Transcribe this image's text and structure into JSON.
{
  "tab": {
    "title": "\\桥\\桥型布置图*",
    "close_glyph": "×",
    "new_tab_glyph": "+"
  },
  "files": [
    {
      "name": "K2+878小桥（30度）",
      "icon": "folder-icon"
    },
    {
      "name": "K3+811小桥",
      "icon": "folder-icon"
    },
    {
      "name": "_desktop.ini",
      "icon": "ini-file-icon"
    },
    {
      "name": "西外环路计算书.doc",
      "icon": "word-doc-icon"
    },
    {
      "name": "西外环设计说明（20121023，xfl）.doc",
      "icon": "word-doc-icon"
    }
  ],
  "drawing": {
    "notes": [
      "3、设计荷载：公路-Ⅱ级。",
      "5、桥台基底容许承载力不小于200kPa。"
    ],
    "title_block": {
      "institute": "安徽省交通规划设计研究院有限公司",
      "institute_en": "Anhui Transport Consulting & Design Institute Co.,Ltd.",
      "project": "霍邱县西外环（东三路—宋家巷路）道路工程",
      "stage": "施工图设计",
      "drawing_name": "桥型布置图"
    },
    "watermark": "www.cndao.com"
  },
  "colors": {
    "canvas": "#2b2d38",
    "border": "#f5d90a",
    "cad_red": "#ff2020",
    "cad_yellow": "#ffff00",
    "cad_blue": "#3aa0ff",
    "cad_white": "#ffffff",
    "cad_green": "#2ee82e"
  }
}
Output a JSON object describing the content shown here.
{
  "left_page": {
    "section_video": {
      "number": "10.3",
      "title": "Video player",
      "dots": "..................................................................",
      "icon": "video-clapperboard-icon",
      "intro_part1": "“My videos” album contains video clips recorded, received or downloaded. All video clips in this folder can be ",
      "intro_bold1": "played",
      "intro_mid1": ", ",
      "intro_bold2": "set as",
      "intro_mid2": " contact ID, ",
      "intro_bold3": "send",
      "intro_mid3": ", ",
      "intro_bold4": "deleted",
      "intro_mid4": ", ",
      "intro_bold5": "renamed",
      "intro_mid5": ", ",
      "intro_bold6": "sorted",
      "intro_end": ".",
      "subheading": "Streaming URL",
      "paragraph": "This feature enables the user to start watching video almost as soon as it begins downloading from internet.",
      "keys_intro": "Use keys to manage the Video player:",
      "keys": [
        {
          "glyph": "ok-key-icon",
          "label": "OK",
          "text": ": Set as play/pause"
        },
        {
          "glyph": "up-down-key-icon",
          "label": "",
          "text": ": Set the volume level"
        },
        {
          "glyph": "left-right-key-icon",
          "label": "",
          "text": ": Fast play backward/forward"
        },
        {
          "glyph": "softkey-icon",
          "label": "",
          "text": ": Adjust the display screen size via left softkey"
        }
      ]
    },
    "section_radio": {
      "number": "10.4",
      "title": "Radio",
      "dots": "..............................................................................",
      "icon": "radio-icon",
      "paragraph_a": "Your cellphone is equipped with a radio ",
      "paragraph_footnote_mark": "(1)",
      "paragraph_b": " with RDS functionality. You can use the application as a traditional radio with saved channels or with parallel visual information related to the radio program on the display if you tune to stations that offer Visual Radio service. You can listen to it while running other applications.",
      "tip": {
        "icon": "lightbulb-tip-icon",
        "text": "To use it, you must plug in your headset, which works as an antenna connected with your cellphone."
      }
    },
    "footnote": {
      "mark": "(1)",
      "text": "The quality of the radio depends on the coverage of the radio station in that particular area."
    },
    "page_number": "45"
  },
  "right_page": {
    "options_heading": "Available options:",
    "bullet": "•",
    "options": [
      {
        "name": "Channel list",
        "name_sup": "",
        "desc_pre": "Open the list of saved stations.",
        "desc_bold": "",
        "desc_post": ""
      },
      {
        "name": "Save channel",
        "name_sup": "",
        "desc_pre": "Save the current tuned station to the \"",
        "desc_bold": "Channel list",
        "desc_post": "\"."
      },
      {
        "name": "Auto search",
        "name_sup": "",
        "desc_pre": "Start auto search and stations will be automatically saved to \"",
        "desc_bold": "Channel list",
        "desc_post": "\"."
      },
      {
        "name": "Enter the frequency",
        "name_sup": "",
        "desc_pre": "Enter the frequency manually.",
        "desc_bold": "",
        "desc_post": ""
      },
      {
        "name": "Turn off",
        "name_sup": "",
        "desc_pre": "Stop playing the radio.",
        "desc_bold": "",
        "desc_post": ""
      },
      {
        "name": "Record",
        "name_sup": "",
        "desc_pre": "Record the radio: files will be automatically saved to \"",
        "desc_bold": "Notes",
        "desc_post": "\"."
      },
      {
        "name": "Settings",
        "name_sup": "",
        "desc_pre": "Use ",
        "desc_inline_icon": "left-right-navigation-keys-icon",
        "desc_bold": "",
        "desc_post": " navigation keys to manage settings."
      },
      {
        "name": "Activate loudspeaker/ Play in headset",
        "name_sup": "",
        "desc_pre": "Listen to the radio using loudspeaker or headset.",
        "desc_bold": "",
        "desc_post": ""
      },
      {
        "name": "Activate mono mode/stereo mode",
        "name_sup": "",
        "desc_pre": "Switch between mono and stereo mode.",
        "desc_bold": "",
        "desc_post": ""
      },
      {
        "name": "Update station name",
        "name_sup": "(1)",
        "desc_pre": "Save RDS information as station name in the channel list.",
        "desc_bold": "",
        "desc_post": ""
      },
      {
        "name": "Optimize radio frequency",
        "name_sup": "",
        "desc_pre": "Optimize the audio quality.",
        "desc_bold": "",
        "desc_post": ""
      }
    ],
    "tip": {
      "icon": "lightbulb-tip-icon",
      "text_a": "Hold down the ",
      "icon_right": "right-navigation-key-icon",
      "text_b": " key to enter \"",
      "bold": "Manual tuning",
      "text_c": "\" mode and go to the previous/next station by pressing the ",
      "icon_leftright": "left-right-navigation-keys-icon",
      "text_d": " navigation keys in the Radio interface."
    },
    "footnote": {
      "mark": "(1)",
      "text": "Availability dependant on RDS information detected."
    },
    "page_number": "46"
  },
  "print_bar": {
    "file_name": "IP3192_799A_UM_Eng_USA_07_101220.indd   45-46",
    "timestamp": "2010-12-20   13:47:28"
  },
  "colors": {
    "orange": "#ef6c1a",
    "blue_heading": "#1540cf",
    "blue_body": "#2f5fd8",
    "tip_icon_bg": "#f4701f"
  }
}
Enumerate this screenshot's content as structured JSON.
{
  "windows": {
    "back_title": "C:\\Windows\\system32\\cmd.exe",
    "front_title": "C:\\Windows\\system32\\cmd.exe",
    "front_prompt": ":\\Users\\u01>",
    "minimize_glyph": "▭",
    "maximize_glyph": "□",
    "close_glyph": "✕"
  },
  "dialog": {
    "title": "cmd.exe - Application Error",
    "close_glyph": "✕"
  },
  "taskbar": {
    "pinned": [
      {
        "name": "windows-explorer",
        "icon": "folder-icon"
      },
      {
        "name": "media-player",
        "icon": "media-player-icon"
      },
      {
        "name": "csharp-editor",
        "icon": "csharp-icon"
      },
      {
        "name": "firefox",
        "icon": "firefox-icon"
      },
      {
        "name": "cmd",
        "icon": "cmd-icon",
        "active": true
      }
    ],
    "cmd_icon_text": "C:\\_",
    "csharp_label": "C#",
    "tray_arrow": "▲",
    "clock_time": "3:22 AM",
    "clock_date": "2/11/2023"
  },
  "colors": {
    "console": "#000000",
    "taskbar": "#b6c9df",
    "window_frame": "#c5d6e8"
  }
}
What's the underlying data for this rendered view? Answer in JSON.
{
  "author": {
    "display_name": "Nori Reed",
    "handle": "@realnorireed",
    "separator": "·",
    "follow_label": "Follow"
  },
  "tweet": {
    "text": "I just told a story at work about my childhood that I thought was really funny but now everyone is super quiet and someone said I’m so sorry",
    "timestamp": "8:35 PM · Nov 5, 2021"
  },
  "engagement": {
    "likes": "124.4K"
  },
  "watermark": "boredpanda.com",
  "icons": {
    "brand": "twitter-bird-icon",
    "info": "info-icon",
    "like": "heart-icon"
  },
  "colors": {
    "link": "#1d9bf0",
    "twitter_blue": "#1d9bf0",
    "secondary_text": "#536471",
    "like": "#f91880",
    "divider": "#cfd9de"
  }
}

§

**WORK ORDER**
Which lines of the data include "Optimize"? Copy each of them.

**EXERCISE RESULT**
        "name": "Optimize radio frequency",
        "desc_pre": "Optimize the audio quality.",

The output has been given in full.